And what is it that makes LA and Southern California unique? It’s the sunshine, the palm trees, muscle beach, the suntans – all the STEROTYPES of Los Angeles that combine to make the Southern California lifestyle

And what best, most, symbolizes that Lifestyle?
What is most UNIQUE about life in California that all the people come from across the country and the world to visit and experience?


The thing that is represented on postcards, T-shirts, old airline posters – California and the BEACH LIFESTYLE – is SURFING!
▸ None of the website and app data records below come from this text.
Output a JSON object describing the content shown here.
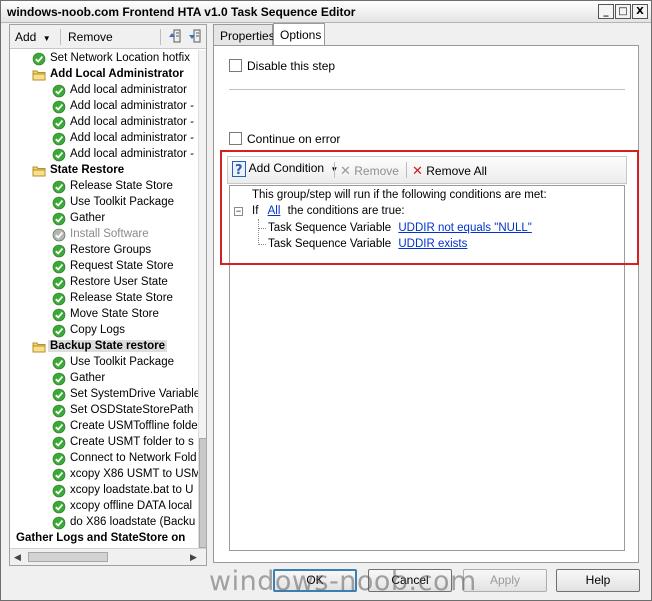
{
  "window": {
    "title": "windows-noob.com Frontend HTA v1.0 Task Sequence Editor",
    "minimize": "_",
    "maximize": "□",
    "close": "X"
  },
  "left_toolbar": {
    "add_label": "Add",
    "remove_label": "Remove"
  },
  "tree": {
    "items": [
      {
        "label": "Set Network Location hotfix",
        "type": "step"
      },
      {
        "label": "Add Local Administrator",
        "type": "group"
      },
      {
        "label": "Add local administrator",
        "type": "step"
      },
      {
        "label": "Add local administrator -",
        "type": "step"
      },
      {
        "label": "Add local administrator -",
        "type": "step"
      },
      {
        "label": "Add local administrator -",
        "type": "step"
      },
      {
        "label": "Add local administrator -",
        "type": "step"
      },
      {
        "label": "State Restore",
        "type": "group"
      },
      {
        "label": "Release State Store",
        "type": "step"
      },
      {
        "label": "Use Toolkit Package",
        "type": "step"
      },
      {
        "label": "Gather",
        "type": "step"
      },
      {
        "label": "Install Software",
        "type": "disabled"
      },
      {
        "label": "Restore Groups",
        "type": "step"
      },
      {
        "label": "Request State Store",
        "type": "step"
      },
      {
        "label": "Restore User State",
        "type": "step"
      },
      {
        "label": "Release State Store",
        "type": "step"
      },
      {
        "label": "Move State Store",
        "type": "step"
      },
      {
        "label": "Copy Logs",
        "type": "step"
      },
      {
        "label": "Backup State restore",
        "type": "group-selected"
      },
      {
        "label": "Use Toolkit Package",
        "type": "step"
      },
      {
        "label": "Gather",
        "type": "step"
      },
      {
        "label": "Set SystemDrive Variable",
        "type": "step"
      },
      {
        "label": "Set OSDStateStorePath",
        "type": "step"
      },
      {
        "label": "Create USMToffline folde",
        "type": "step"
      },
      {
        "label": "Create USMT folder to s",
        "type": "step"
      },
      {
        "label": "Connect to Network Fold",
        "type": "step"
      },
      {
        "label": "xcopy X86 USMT to USM",
        "type": "step"
      },
      {
        "label": "xcopy loadstate.bat to U",
        "type": "step"
      },
      {
        "label": "xcopy offline DATA local",
        "type": "step"
      },
      {
        "label": "do X86 loadstate (Backu",
        "type": "step"
      },
      {
        "label": "Gather Logs and StateStore on",
        "type": "root-group"
      }
    ]
  },
  "tabs": [
    {
      "label": "Properties",
      "active": false
    },
    {
      "label": "Options",
      "active": true
    }
  ],
  "options": {
    "disable_step_label": "Disable this step",
    "continue_on_error_label": "Continue on error"
  },
  "conditions_toolbar": {
    "add_condition_label": "Add Condition",
    "remove_label": "Remove",
    "remove_all_label": "Remove All"
  },
  "conditions": {
    "intro": "This group/step will run if the following conditions are met:",
    "if_word": "If",
    "all_link": "All",
    "are_true": "the conditions are true:",
    "rows": [
      {
        "prefix": "Task Sequence Variable",
        "link": "UDDIR not equals \"NULL\""
      },
      {
        "prefix": "Task Sequence Variable",
        "link": "UDDIR exists"
      }
    ],
    "expander": "−"
  },
  "buttons": {
    "ok": "OK",
    "cancel": "Cancel",
    "apply": "Apply",
    "help": "Help"
  },
  "watermark": "windows-noob.com",
  "colors": {
    "highlight_border": "#d42020",
    "link": "#0033cc",
    "step_ok_green": "#3aa935"
  }
}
Surfing started as a royal pastime in Hawaii and was documented by visitors as early as the 1700s. Today, it’s a global sport practiced in every place that there’s an ocean, or even a big lake. (They’ve been surfing in Chicago and Toronto lately, for example.) But what the average person doesn’t’ realize it that it wasn’t the Hawaiians who spread surfing around the world, it was the Californians. And it wasn’t just Californians, it was ANGELENOS.

These are just some of the reasons that it’s important and worthwhile and interesting and UNIQUE to use Surfing as the theme of the last station on the train line.

After all, this will be the station that tourists come to from across the United States all over the world. People come here for the sun, they want to see the beach. And people will be able to ride the train right to this station, walk down through the beautiful gardens that are being designed, walk right onto the sand.

So sure, when tourists step off the train at 4th Street Station, sure, they could see old photos of farms and the first homes in Santa Monica and the Chumash Indians and orange groves. But they can see those kinds of local history images at every station along the line – or at every station from San Diego’s Trolley to San Jose and BART for that matter. The story of California going from wilderness to rural to urban is a statewide story - and a staple of public artworks.

But the 4th Street Station is unique. It's the end of the line. It's the last stop before the end of America. Step off the train and the ocean spreads out before you. “What’s out there?” is a more important and interesting question than “What was here?”

And thinking of “What’s out there” makes the 4th Street Station NOT the end of the line. It’s actually the beginning of the rest of the world. The beginning of the Pacific Ocean, of the Pacific Rim. “Out there” are the myriad islands of the South Pacific, of Polynesia, Asia, Japan, Korea, Australia, New Zealand, and the Philippines. “Out there” these same waters lap at the shores of Peru and Panama and Pitcairn Island. Take off your shoes and wade in. Wade out a little further and float on the waves and now you’ve left the continent behind and you’re off the United States, floating towards the rest of the world. A watery world of surfing, that all started in the history of Santa Monica.

The 24 images will depict the beaches and surfing spots around the Pacific Rim that show the explosion of surfing as a Californian export. The depiction of exotic beaches at the station will enhance the idea that the Metro rider has reached the ocean, and that the waters of that ocean extend and connect to other beaches and distant shores. At the same time, views of exotic beaches reinforce the sense of a “beach” lifestyle which make Santa Monica unique from the rest of the city, and contrast with the urban views seen on the train ride.


Auckland, New Zealand
Tahiti, French Polynesia
Manila, Philippines
Punta Lobos, Chile
Christchurch, New Zealand
Seoul, South Korea
La Libertad, El Salvador
Melbourne, Australia
Lima, Peru
Guayaquil, Ecuador
Nagoya, Japan
Punta Arenas, Costa Rica
San Diego
Vancouver, BC
Cabo San Lucas, Mexico